CPX-351 Improved Survival in Older Patients With High-Risk Secondary AML

June 5, 2016

CPX-351, a liposomal formulation of cytarabine and daunorubicin, improved event-free survival, overall survival, and response compared with a traditional dose of cytarabine/daunorubicin in older patients with high-risk secondary acute myeloid leukemia.

CHICAGO-CPX-351, a liposomal formulation of cytarabine and daunorubicin encapsulated at a 5:1 molar ratio, significantly improved event-free survival, overall survival, and response compared with a traditional dose of cytarabine/daunorubicin in older patients with high-risk secondary acute myeloid leukemia (AML), according to the results of a study presented at the 2016 American Society of Clinical Oncology (ASCO) Annual Meeting, held June 3–7 (abstract 7000).

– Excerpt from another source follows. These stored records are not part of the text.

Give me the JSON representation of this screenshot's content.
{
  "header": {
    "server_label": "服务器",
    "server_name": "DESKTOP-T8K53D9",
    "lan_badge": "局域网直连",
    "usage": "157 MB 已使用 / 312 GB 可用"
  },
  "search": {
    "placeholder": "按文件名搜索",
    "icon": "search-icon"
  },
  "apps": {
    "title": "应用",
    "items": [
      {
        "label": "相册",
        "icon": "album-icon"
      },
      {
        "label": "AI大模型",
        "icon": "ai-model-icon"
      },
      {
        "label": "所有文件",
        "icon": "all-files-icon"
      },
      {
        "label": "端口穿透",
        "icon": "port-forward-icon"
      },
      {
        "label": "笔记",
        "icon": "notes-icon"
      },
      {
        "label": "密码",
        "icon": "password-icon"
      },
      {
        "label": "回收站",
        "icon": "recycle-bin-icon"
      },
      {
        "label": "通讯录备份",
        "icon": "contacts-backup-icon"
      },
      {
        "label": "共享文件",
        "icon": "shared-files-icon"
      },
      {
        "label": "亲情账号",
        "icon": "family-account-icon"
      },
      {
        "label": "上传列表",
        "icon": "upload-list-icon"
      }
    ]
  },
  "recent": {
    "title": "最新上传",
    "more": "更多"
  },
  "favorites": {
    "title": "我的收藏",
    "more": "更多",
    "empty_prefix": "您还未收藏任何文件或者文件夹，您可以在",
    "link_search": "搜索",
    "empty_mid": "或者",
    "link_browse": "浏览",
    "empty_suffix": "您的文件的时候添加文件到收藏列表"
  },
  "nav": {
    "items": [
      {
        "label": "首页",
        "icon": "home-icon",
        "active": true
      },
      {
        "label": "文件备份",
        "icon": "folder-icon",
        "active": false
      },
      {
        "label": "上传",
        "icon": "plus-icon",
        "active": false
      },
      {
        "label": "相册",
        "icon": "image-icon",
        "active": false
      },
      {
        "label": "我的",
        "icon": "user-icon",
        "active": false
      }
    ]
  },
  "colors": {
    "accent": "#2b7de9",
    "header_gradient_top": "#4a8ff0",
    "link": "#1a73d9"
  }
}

“CPX-351 demonstrated superior efficacy compared to 7+3”-cytarabine 100 mg/m2/day for 7 days with daunorubicin 60 mg/m2 on days 1, 2, and 3-“in all key efficacy parameters,” said study presenter Jeffrey E. Lancet, MD, of H. Lee Moffitt Cancer Center and Research Institute in Tampa, Florida. “We feel that CPX-351 should be considered standard first-line treatment of older patient with high-risk AML.”

AML is a disease of older people and survival is significantly worse in older patients. A previous phase II trial in this patient population showed an almost doubling of overall survival from 6.1 months with the 7+3 regimen compared with 12.1 months with CPX-351.

In this open-label, phase III trial, 309 patients with secondary AML were randomly assigned to induction therapy with CPX-351 or the 7+3 regimen of cytarabine/daunorubicin. All patients were aged 60 to 75 and had a history of prior cytotoxic treatment, antecedent myelodysplastic syndrome or chronic myelomonocytic leukemia, or AML with WHO-defined myelodysplastic syndrome–related cytogenetic abnormalities.

After a minimum follow-up of 13.7 months, results showed that treatment with CPX-351 resulted in a 31% reduction in the risk for death compared with the 7+3 regimen (hazard ratio [HR], 0.69; P = .005). The median overall survival was 9.56 months with CPX-351 compared with 5.95 months with the 7+3 regimen of cytarabine/daunorubicin. Patients treated with CPX-351 also had a 26% improved event-free survival compared with the 7+3 regimen (HR, 0.74; P = .021). In addition, patients assigned CPX-351 also a had significantly improved rate of response (47.7% vs 33.3%; P = .016).

Looking at patients who ultimately underwent transplant, Lancet and colleagues conducted a landmark survival analysis at the time of transplant. Median survival was not yet reached in patients assigned CPX-351 compared with 10.25 months in patients assigned 7+3 (HR, 0.46; P = .0046).

“Even though the numbers are small, there appears to be a major difference in outcome favoring CPX compared with 7+3 in patients who actually went through transplant, and please keep in mind that the majority of patients that went to transplant did so during complete remission,” Lancet said.

Richard A. Larsen, MD, of the University of Chicago, was the discussant of this abstract. He said that “these data will be sufficient for FDA approval and after approval, this agent should be considered for frontline use in this subset of AML patients.”